* [Problem to solve]: Could you write out the data that follows, exactly and in full?

* [Data records for software interfaces]:
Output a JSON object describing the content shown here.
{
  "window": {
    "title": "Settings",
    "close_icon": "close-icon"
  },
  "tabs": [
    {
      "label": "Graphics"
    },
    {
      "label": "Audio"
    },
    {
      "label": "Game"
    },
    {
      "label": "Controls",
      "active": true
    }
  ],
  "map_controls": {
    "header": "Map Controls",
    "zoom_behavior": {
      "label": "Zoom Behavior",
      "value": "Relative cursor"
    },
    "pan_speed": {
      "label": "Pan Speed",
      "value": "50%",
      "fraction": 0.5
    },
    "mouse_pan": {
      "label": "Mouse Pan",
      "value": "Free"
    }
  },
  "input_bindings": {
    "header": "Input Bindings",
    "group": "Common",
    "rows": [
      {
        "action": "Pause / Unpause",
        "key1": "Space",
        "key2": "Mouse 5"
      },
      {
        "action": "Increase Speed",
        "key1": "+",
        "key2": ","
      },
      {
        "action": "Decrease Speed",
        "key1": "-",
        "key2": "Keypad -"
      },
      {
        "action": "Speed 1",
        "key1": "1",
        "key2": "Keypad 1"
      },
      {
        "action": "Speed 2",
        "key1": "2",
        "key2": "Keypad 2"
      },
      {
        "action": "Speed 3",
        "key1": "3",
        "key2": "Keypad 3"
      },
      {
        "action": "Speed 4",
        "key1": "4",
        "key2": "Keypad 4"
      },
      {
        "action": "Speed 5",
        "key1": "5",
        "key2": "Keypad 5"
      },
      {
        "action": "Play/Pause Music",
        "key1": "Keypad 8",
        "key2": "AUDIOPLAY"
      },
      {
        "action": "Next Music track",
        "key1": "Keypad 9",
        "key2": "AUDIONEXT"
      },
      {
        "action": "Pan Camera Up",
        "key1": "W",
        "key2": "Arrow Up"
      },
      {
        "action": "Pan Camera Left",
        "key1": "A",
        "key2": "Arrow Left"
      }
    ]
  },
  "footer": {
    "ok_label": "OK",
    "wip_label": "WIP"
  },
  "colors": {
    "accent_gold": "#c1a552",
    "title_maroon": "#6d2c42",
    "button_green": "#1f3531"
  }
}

* [Answer to this problem]:
Output a JSON object describing the content shown here.
{
  "window": {
    "title": "Settings",
    "close_icon": "close-icon"
  },
  "tabs": [
    {
      "label": "Graphics"
    },
    {
      "label": "Audio"
    },
    {
      "label": "Game"
    },
    {
      "label": "Controls",
      "active": true
    }
  ],
  "map_controls": {
    "header": "Map Controls",
    "zoom_behavior": {
      "label": "Zoom Behavior",
      "value": "Relative cursor"
    },
    "pan_speed": {
      "label": "Pan Speed",
      "value": "50%",
      "fraction": 0.5
    },
    "mouse_pan": {
      "label": "Mouse Pan",
      "value": "Free"
    }
  },
  "input_bindings": {
    "header": "Input Bindings",
    "group": "Common",
    "rows": [
      {
        "action": "Pause / Unpause",
        "key1": "Space",
        "key2": "Mouse 5"
      },
      {
        "action": "Increase Speed",
        "key1": "+",
        "key2": ","
      },
      {
        "action": "Decrease Speed",
        "key1": "-",
        "key2": "Keypad -"
      },
      {
        "action": "Speed 1",
        "key1": "1",
        "key2": "Keypad 1"
      },
      {
        "action": "Speed 2",
        "key1": "2",
        "key2": "Keypad 2"
      },
      {
        "action": "Speed 3",
        "key1": "3",
        "key2": "Keypad 3"
      },
      {
        "action": "Speed 4",
        "key1": "4",
        "key2": "Keypad 4"
      },
      {
        "action": "Speed 5",
        "key1": "5",
        "key2": "Keypad 5"
      },
      {
        "action": "Play/Pause Music",
        "key1": "Keypad 8",
        "key2": "AUDIOPLAY"
      },
      {
        "action": "Next Music track",
        "key1": "Keypad 9",
        "key2": "AUDIONEXT"
      },
      {
        "action": "Pan Camera Up",
        "key1": "W",
        "key2": "Arrow Up"
      },
      {
        "action": "Pan Camera Left",
        "key1": "A",
        "key2": "Arrow Left"
      }
    ]
  },
  "footer": {
    "ok_label": "OK",
    "wip_label": "WIP"
  },
  "colors": {
    "accent_gold": "#c1a552",
    "title_maroon": "#6d2c42",
    "button_green": "#1f3531"
  }
}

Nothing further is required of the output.